Let me re-estate this thesis by setting out with the truth that all movement is rhythmical--that of opinion included. After going to one extreme a reaction in course of time carries it to the other extreme, and then comes eventually a re-action. This is clearly observable in the case of reputations. Time was when the authority of Aristotle was supreme and unquestioned. Then came Bacon and the reform in philosophy which he initiated: the result being that the reputation of Aristotle waned and the reputation of Bacon became great.
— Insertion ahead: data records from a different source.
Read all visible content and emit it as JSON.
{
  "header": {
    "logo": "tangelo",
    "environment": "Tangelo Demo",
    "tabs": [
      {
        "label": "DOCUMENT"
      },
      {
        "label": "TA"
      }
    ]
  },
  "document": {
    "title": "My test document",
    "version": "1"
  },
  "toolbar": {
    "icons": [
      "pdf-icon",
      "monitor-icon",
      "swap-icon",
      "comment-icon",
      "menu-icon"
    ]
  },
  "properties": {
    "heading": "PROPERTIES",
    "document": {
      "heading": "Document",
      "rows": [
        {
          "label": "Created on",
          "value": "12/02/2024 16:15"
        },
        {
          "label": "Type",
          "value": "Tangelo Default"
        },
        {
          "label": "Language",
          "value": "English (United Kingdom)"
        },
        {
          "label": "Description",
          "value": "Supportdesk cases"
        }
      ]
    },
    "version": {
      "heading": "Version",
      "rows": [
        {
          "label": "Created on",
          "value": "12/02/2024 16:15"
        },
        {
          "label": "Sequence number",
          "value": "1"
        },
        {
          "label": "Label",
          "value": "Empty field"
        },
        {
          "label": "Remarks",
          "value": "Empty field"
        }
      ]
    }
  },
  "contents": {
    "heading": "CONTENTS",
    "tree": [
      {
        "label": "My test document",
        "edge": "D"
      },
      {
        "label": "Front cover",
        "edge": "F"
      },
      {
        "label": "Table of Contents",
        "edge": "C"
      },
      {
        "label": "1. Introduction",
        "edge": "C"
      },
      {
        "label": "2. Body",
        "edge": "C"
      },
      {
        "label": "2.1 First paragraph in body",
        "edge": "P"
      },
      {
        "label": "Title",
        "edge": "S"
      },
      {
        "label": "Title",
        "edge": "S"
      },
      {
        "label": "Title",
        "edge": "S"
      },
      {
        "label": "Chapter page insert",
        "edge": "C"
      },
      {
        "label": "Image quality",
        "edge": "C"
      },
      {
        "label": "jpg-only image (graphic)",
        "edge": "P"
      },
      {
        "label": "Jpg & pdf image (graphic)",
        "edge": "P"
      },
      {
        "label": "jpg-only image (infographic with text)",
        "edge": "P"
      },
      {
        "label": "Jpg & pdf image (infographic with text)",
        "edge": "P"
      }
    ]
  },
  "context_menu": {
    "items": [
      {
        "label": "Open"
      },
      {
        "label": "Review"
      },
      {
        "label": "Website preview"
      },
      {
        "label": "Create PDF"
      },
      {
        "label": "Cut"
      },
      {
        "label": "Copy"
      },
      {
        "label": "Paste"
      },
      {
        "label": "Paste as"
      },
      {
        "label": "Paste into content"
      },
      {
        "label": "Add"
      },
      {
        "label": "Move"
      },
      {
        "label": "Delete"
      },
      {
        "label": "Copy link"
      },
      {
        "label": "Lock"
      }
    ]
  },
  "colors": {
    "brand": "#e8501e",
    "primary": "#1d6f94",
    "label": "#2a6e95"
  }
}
In recent days the over-esti


Notes for this page

Add a new note
If you are trying to select text to create highlights or citations, remember that you must now click or tap on the first word, and then click or tap on the last word.
Loading One moment ...
Project items
Cite this page

Cited page

Citations are available only to our active members.
Sign up now to cite pages or passages in MLA, APA and Chicago citation styles.

Cited page

Bookmark this page
Facts and Comments


Text size Smaller Larger
Search within

Search within this book

Look up

Look up a word

  • Dictionary
  • Thesaurus
Please submit a word or phrase above.
Print this page

Print this page

Why can't I print more than one page at a time?

While we understand printed pages are helpful to our users, this limitation is necessary to help protect our publishers' copyrighted material and prevent its unlawful distribution. We are sorry for any inconvenience.
Full screen
/ 314

matching results for page

Cited passage

Citations are available only to our active members.
Sign up now to cite pages or passages in MLA, APA and Chicago citation styles.

Cited passage

Welcome to the new Questia Reader

The Questia Reader has been updated to provide you with an even better online reading experience.  It is now 100% Responsive, which means you can read our books and articles on any sized device you wish.  All of your favorite tools like notes, highlights, and citations are still here, but the way you select text has been updated to be easier to use, especially on touchscreen devices.  Here's how:

1. Click or tap the first word you want to select.
2. Click or tap the last word you want to select.

OK, got it!

Thanks for trying Questia!

Please continue trying out our research tools, but please note, full functionality is available only to our active members.

Your work will be lost once you leave this Web page.

For full access in an ad-free environment, sign up now for a FREE, 1-day trial.

Already a member? Log in now.

Are you sure you want to delete this highlight?